### Entries supplied
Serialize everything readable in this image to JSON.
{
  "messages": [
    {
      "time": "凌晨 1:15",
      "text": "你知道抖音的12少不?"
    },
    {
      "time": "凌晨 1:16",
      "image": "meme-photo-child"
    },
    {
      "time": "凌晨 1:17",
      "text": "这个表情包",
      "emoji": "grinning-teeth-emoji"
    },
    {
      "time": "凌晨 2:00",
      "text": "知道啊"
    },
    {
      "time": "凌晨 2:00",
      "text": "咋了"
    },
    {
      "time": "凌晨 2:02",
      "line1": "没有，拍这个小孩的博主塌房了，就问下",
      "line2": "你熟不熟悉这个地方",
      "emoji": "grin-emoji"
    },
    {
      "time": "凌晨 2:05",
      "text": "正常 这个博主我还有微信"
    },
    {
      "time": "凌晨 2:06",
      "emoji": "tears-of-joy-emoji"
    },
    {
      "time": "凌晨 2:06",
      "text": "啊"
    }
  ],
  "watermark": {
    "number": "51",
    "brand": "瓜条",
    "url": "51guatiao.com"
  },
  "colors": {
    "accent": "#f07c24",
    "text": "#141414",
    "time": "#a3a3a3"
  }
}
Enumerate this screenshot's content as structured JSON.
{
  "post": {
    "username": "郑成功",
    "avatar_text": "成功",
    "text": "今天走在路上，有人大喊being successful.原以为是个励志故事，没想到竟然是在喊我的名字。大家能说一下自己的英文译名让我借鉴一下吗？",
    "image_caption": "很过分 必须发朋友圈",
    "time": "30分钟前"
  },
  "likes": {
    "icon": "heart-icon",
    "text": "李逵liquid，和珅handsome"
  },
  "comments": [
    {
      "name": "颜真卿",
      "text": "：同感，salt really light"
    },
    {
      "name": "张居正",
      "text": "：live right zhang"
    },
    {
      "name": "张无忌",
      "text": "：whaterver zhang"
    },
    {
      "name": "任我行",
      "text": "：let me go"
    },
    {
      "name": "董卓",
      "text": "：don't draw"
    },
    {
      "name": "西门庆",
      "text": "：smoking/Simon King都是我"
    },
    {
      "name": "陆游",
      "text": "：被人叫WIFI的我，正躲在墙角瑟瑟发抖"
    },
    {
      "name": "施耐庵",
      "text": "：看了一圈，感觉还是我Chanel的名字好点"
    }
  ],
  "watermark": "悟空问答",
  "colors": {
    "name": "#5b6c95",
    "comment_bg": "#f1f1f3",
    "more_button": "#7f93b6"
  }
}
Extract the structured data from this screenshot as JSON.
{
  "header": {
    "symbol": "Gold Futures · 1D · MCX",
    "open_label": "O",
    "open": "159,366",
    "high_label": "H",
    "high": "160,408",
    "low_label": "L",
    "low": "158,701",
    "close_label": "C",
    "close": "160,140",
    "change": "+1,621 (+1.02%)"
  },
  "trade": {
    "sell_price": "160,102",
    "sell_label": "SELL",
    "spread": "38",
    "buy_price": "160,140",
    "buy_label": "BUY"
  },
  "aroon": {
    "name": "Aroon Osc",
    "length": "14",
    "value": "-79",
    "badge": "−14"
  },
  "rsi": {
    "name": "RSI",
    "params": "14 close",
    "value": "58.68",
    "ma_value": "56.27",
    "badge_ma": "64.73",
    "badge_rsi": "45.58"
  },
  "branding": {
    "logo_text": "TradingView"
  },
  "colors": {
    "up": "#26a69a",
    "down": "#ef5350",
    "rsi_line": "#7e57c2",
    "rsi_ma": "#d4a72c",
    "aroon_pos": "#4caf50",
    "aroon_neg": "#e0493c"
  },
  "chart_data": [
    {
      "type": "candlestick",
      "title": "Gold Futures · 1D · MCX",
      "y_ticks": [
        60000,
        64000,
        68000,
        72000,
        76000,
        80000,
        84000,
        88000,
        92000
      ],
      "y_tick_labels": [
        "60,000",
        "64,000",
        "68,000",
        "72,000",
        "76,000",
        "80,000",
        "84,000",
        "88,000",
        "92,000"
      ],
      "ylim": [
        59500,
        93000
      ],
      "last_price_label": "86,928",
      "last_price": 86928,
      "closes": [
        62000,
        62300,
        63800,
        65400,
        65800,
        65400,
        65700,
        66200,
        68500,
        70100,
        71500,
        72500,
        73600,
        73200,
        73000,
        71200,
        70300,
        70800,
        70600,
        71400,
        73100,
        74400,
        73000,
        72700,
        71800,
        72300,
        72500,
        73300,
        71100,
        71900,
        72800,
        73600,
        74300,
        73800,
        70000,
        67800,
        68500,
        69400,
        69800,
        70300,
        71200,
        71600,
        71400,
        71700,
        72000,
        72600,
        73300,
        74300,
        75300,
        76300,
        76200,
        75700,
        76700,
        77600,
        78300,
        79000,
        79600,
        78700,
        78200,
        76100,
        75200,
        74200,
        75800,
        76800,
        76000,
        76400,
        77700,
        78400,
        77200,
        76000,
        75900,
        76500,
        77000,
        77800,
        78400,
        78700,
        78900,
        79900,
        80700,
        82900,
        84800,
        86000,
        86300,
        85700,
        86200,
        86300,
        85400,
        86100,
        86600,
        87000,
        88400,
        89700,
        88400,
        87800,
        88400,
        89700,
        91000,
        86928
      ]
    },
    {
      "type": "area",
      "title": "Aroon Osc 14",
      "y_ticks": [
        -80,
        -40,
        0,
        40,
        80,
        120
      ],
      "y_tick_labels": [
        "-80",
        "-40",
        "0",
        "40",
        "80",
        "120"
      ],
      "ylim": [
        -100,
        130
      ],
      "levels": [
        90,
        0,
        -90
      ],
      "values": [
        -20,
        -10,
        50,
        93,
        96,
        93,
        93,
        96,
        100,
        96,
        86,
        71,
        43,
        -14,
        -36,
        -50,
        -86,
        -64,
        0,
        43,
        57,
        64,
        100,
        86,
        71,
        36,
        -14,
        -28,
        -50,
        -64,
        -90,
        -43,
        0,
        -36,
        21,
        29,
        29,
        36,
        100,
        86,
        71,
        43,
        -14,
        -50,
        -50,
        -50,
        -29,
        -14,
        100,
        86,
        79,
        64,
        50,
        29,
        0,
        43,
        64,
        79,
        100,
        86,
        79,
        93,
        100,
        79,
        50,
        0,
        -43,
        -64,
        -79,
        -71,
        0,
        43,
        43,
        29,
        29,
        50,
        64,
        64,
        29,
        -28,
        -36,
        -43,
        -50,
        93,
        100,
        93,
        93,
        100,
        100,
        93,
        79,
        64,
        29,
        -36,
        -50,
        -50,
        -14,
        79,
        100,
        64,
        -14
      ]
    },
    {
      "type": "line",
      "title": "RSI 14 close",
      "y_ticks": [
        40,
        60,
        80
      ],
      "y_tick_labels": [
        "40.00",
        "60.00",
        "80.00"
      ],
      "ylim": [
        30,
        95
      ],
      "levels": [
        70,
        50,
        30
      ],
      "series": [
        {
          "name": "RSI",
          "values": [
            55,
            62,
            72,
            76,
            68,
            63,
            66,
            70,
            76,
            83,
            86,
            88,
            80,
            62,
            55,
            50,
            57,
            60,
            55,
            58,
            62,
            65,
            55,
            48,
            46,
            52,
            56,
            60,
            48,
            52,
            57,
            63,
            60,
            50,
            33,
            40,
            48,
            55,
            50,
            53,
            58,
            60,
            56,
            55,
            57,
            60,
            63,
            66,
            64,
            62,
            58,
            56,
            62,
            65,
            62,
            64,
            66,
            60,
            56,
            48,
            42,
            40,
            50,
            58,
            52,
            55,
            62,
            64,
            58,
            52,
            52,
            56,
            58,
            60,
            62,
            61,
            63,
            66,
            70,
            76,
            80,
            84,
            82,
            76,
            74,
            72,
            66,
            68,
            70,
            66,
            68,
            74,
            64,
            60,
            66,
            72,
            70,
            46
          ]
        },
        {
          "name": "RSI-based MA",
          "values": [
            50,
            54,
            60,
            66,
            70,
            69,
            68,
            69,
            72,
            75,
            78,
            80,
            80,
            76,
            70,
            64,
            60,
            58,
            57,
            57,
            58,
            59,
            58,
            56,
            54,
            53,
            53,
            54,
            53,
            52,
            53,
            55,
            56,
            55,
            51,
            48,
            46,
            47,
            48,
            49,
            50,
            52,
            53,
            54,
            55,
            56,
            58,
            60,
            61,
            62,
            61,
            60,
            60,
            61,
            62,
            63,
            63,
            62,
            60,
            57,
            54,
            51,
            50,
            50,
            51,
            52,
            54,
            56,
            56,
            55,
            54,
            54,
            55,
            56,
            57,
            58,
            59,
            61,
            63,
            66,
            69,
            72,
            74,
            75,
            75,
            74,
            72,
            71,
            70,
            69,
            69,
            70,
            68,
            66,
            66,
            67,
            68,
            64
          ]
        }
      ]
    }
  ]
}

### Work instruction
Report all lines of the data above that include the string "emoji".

### Response area
      "emoji": "grinning-teeth-emoji"
      "emoji": "grin-emoji"
      "emoji": "tears-of-joy-emoji"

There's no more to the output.